- Task
Every single record below is to be reproduced exactly.

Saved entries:
·····

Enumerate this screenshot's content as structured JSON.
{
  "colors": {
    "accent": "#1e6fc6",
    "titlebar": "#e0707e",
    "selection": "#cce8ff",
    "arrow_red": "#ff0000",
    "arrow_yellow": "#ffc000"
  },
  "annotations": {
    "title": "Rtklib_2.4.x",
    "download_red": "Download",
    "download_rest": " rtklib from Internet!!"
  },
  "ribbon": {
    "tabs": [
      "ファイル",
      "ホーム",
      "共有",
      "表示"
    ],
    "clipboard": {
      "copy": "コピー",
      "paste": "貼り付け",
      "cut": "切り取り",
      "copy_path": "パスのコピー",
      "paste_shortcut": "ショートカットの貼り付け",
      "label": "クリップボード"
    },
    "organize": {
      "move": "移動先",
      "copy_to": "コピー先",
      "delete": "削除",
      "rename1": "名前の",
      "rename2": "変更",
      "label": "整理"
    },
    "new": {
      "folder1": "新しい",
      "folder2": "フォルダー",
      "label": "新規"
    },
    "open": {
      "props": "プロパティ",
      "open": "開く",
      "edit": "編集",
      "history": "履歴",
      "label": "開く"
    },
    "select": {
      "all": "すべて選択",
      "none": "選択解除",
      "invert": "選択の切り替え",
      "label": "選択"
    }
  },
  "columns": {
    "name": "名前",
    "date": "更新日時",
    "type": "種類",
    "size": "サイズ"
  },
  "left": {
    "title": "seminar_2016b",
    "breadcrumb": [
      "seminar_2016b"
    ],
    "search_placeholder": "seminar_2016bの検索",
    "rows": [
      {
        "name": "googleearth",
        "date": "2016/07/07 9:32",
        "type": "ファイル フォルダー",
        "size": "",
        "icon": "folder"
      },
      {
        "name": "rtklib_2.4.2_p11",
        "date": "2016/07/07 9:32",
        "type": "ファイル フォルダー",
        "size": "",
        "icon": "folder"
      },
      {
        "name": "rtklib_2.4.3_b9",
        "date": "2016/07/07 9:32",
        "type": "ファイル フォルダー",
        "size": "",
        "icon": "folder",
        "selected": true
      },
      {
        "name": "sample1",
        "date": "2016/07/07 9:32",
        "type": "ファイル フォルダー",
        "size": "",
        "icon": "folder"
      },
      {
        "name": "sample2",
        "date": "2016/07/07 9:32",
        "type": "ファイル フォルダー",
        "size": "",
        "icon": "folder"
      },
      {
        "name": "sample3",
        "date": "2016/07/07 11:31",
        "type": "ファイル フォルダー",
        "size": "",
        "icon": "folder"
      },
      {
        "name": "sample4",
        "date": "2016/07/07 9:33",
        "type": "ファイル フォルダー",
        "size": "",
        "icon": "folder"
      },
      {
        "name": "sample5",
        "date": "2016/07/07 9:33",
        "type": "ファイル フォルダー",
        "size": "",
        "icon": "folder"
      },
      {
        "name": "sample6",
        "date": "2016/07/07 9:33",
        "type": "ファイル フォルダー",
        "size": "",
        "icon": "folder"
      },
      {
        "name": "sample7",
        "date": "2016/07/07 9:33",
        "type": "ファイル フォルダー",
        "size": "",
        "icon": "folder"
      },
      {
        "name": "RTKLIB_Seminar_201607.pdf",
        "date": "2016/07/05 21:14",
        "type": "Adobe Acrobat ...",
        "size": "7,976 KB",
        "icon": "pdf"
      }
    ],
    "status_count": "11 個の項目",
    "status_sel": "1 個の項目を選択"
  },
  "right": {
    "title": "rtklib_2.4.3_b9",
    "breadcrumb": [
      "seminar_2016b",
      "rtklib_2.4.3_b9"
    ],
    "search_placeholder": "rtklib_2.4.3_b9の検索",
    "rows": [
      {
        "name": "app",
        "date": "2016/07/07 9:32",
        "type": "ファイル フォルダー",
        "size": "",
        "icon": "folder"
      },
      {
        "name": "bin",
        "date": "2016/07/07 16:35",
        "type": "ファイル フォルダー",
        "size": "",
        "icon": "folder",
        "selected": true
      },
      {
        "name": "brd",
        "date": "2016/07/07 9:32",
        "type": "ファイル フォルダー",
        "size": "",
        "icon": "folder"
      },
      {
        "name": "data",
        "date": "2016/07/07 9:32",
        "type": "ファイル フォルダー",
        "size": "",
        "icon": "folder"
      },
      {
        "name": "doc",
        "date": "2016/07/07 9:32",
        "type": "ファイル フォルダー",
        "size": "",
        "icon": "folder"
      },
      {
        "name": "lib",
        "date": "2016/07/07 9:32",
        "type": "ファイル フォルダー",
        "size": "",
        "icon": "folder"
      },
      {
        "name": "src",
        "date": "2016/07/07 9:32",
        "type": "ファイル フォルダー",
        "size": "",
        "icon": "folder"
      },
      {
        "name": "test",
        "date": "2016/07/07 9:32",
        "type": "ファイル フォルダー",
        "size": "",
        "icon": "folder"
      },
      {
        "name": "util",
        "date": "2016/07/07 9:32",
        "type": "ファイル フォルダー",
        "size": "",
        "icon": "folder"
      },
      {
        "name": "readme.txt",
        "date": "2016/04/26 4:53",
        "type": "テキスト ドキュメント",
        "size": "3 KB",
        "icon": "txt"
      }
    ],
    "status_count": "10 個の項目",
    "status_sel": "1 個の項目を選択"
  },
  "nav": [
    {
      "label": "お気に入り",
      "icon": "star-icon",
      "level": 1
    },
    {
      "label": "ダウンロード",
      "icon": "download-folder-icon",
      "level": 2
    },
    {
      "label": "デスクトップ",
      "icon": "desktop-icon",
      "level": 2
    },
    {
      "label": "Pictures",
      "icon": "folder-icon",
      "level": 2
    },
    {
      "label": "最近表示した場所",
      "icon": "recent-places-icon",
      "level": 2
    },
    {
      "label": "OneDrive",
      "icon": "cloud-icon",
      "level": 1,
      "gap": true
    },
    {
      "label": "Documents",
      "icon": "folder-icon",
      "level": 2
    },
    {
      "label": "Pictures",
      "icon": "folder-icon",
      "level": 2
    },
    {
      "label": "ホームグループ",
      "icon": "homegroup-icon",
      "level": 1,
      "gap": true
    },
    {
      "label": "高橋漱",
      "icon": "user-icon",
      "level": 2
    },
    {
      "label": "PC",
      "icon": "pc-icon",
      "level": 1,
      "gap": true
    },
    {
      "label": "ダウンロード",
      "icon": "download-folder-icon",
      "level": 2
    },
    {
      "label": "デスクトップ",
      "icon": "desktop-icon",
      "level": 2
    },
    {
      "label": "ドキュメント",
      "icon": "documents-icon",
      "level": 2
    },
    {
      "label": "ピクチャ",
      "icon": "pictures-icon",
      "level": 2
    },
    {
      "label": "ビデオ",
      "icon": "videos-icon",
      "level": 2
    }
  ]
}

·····

- Exercise response
Enumerate this screenshot's content as structured JSON.
{
  "colors": {
    "accent": "#1e6fc6",
    "titlebar": "#e0707e",
    "selection": "#cce8ff",
    "arrow_red": "#ff0000",
    "arrow_yellow": "#ffc000"
  },
  "annotations": {
    "title": "Rtklib_2.4.x",
    "download_red": "Download",
    "download_rest": " rtklib from Internet!!"
  },
  "ribbon": {
    "tabs": [
      "ファイル",
      "ホーム",
      "共有",
      "表示"
    ],
    "clipboard": {
      "copy": "コピー",
      "paste": "貼り付け",
      "cut": "切り取り",
      "copy_path": "パスのコピー",
      "paste_shortcut": "ショートカットの貼り付け",
      "label": "クリップボード"
    },
    "organize": {
      "move": "移動先",
      "copy_to": "コピー先",
      "delete": "削除",
      "rename1": "名前の",
      "rename2": "変更",
      "label": "整理"
    },
    "new": {
      "folder1": "新しい",
      "folder2": "フォルダー",
      "label": "新規"
    },
    "open": {
      "props": "プロパティ",
      "open": "開く",
      "edit": "編集",
      "history": "履歴",
      "label": "開く"
    },
    "select": {
      "all": "すべて選択",
      "none": "選択解除",
      "invert": "選択の切り替え",
      "label": "選択"
    }
  },
  "columns": {
    "name": "名前",
    "date": "更新日時",
    "type": "種類",
    "size": "サイズ"
  },
  "left": {
    "title": "seminar_2016b",
    "breadcrumb": [
      "seminar_2016b"
    ],
    "search_placeholder": "seminar_2016bの検索",
    "rows": [
      {
        "name": "googleearth",
        "date": "2016/07/07 9:32",
        "type": "ファイル フォルダー",
        "size": "",
        "icon": "folder"
      },
      {
        "name": "rtklib_2.4.2_p11",
        "date": "2016/07/07 9:32",
        "type": "ファイル フォルダー",
        "size": "",
        "icon": "folder"
      },
      {
        "name": "rtklib_2.4.3_b9",
        "date": "2016/07/07 9:32",
        "type": "ファイル フォルダー",
        "size": "",
        "icon": "folder",
        "selected": true
      },
      {
        "name": "sample1",
        "date": "2016/07/07 9:32",
        "type": "ファイル フォルダー",
        "size": "",
        "icon": "folder"
      },
      {
        "name": "sample2",
        "date": "2016/07/07 9:32",
        "type": "ファイル フォルダー",
        "size": "",
        "icon": "folder"
      },
      {
        "name": "sample3",
        "date": "2016/07/07 11:31",
        "type": "ファイル フォルダー",
        "size": "",
        "icon": "folder"
      },
      {
        "name": "sample4",
        "date": "2016/07/07 9:33",
        "type": "ファイル フォルダー",
        "size": "",
        "icon": "folder"
      },
      {
        "name": "sample5",
        "date": "2016/07/07 9:33",
        "type": "ファイル フォルダー",
        "size": "",
        "icon": "folder"
      },
      {
        "name": "sample6",
        "date": "2016/07/07 9:33",
        "type": "ファイル フォルダー",
        "size": "",
        "icon": "folder"
      },
      {
        "name": "sample7",
        "date": "2016/07/07 9:33",
        "type": "ファイル フォルダー",
        "size": "",
        "icon": "folder"
      },
      {
        "name": "RTKLIB_Seminar_201607.pdf",
        "date": "2016/07/05 21:14",
        "type": "Adobe Acrobat ...",
        "size": "7,976 KB",
        "icon": "pdf"
      }
    ],
    "status_count": "11 個の項目",
    "status_sel": "1 個の項目を選択"
  },
  "right": {
    "title": "rtklib_2.4.3_b9",
    "breadcrumb": [
      "seminar_2016b",
      "rtklib_2.4.3_b9"
    ],
    "search_placeholder": "rtklib_2.4.3_b9の検索",
    "rows": [
      {
        "name": "app",
        "date": "2016/07/07 9:32",
        "type": "ファイル フォルダー",
        "size": "",
        "icon": "folder"
      },
      {
        "name": "bin",
        "date": "2016/07/07 16:35",
        "type": "ファイル フォルダー",
        "size": "",
        "icon": "folder",
        "selected": true
      },
      {
        "name": "brd",
        "date": "2016/07/07 9:32",
        "type": "ファイル フォルダー",
        "size": "",
        "icon": "folder"
      },
      {
        "name": "data",
        "date": "2016/07/07 9:32",
        "type": "ファイル フォルダー",
        "size": "",
        "icon": "folder"
      },
      {
        "name": "doc",
        "date": "2016/07/07 9:32",
        "type": "ファイル フォルダー",
        "size": "",
        "icon": "folder"
      },
      {
        "name": "lib",
        "date": "2016/07/07 9:32",
        "type": "ファイル フォルダー",
        "size": "",
        "icon": "folder"
      },
      {
        "name": "src",
        "date": "2016/07/07 9:32",
        "type": "ファイル フォルダー",
        "size": "",
        "icon": "folder"
      },
      {
        "name": "test",
        "date": "2016/07/07 9:32",
        "type": "ファイル フォルダー",
        "size": "",
        "icon": "folder"
      },
      {
        "name": "util",
        "date": "2016/07/07 9:32",
        "type": "ファイル フォルダー",
        "size": "",
        "icon": "folder"
      },
      {
        "name": "readme.txt",
        "date": "2016/04/26 4:53",
        "type": "テキスト ドキュメント",
        "size": "3 KB",
        "icon": "txt"
      }
    ],
    "status_count": "10 個の項目",
    "status_sel": "1 個の項目を選択"
  },
  "nav": [
    {
      "label": "お気に入り",
      "icon": "star-icon",
      "level": 1
    },
    {
      "label": "ダウンロード",
      "icon": "download-folder-icon",
      "level": 2
    },
    {
      "label": "デスクトップ",
      "icon": "desktop-icon",
      "level": 2
    },
    {
      "label": "Pictures",
      "icon": "folder-icon",
      "level": 2
    },
    {
      "label": "最近表示した場所",
      "icon": "recent-places-icon",
      "level": 2
    },
    {
      "label": "OneDrive",
      "icon": "cloud-icon",
      "level": 1,
      "gap": true
    },
    {
      "label": "Documents",
      "icon": "folder-icon",
      "level": 2
    },
    {
      "label": "Pictures",
      "icon": "folder-icon",
      "level": 2
    },
    {
      "label": "ホームグループ",
      "icon": "homegroup-icon",
      "level": 1,
      "gap": true
    },
    {
      "label": "高橋漱",
      "icon": "user-icon",
      "level": 2
    },
    {
      "label": "PC",
      "icon": "pc-icon",
      "level": 1,
      "gap": true
    },
    {
      "label": "ダウンロード",
      "icon": "download-folder-icon",
      "level": 2
    },
    {
      "label": "デスクトップ",
      "icon": "desktop-icon",
      "level": 2
    },
    {
      "label": "ドキュメント",
      "icon": "documents-icon",
      "level": 2
    },
    {
      "label": "ピクチャ",
      "icon": "pictures-icon",
      "level": 2
    },
    {
      "label": "ビデオ",
      "icon": "videos-icon",
      "level": 2
    }
  ]
}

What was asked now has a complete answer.